initially specified in parallel and then gradually eliminated in a competition
for overt execution. To further test this hypothesis, we studied the modulation
of human corticospinal excitability during the reaction time of the Eriksen
flanker task. In the task, subjects responded with finger flexion or extension to
a central arrow while ignoring congruent or incongruent flanker arrows.
Single-pulse transcranial magnetic stimulation (TMS) was applied over primary
motor cortex (M1) at one of five different latencies after stimulus onset, and
motor-evoked potentials (MEPs) were measured in the contralateral index finger.
During the control (no flankers) and congruent conditions, MEP size in the
agonist increased gradually over the course of reaction time, indicating an
increase in corticospinal excitability. Conversely, when the same muscle acted as
an antagonist, MEP size decreased, suggesting inhibition. Critically, in the
incongruent condition, MEPs briefly increased in the muscle corresponding to an
initial default response to the flanker arrows and were later replaced by MEPs
corresponding to the correct response to the central arrow. Finally, we found
that the gradually growing MEPs for the three conditions reached a constant
maximum level just before movement initiation. We propose that this dynamic
modulation in corticospinal excitability reflects the competition process,
leading to the selection of one response and the rejection of the other.
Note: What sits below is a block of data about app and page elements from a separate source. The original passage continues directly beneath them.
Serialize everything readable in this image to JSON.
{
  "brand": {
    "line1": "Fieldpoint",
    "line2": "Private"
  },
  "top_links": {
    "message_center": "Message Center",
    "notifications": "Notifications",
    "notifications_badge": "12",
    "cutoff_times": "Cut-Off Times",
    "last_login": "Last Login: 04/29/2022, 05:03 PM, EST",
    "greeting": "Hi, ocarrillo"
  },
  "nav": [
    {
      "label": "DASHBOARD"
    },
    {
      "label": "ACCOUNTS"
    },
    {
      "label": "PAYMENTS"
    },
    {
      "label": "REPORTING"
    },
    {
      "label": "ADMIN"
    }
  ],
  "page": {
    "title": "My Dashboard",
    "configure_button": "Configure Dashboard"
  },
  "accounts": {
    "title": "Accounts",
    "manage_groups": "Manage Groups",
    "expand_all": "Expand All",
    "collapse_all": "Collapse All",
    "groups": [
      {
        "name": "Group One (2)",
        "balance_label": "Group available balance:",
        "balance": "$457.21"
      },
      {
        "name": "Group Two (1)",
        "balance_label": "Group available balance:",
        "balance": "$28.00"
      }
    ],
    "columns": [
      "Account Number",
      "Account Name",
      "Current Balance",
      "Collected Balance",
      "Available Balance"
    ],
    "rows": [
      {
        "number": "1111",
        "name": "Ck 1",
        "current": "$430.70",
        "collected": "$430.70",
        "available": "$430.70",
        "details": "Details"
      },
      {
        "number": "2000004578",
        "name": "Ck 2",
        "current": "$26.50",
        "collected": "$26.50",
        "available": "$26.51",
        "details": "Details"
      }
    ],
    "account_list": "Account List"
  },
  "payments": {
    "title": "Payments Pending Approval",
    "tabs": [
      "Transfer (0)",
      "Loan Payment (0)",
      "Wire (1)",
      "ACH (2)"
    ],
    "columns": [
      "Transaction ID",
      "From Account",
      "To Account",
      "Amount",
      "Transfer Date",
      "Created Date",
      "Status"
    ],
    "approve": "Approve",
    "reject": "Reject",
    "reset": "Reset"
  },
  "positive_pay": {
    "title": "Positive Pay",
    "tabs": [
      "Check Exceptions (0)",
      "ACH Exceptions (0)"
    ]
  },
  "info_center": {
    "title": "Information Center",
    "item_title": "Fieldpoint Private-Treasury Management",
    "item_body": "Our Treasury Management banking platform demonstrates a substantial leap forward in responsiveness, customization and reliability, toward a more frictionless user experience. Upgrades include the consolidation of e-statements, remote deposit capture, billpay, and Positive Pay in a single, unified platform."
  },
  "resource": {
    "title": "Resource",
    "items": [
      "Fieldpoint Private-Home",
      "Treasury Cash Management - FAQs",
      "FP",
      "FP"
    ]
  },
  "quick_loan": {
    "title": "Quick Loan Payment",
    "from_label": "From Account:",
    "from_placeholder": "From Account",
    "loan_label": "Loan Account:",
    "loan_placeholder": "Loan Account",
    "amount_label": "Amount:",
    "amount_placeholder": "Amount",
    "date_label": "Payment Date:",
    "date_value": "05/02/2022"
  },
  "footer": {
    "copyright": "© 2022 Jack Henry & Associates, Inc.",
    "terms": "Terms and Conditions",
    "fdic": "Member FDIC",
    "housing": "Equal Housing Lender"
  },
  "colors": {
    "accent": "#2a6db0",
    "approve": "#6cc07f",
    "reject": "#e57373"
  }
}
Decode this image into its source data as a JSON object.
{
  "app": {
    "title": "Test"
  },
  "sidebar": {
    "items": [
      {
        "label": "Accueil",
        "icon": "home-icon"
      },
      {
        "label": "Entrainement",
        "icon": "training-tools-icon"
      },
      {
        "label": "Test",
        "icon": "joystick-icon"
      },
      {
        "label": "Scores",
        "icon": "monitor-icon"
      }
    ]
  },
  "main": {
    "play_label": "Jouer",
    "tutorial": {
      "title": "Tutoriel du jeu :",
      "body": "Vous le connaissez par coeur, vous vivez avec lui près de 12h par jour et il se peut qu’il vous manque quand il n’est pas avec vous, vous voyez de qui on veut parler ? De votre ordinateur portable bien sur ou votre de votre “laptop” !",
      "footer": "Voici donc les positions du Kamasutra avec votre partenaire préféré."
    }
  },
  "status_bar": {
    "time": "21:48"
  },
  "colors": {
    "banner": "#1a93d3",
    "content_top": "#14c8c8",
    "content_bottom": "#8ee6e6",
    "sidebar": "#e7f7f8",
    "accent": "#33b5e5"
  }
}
Our
results suggest that response competition influences activity in primary motor
cortex and that its timing directly influences motor output latency.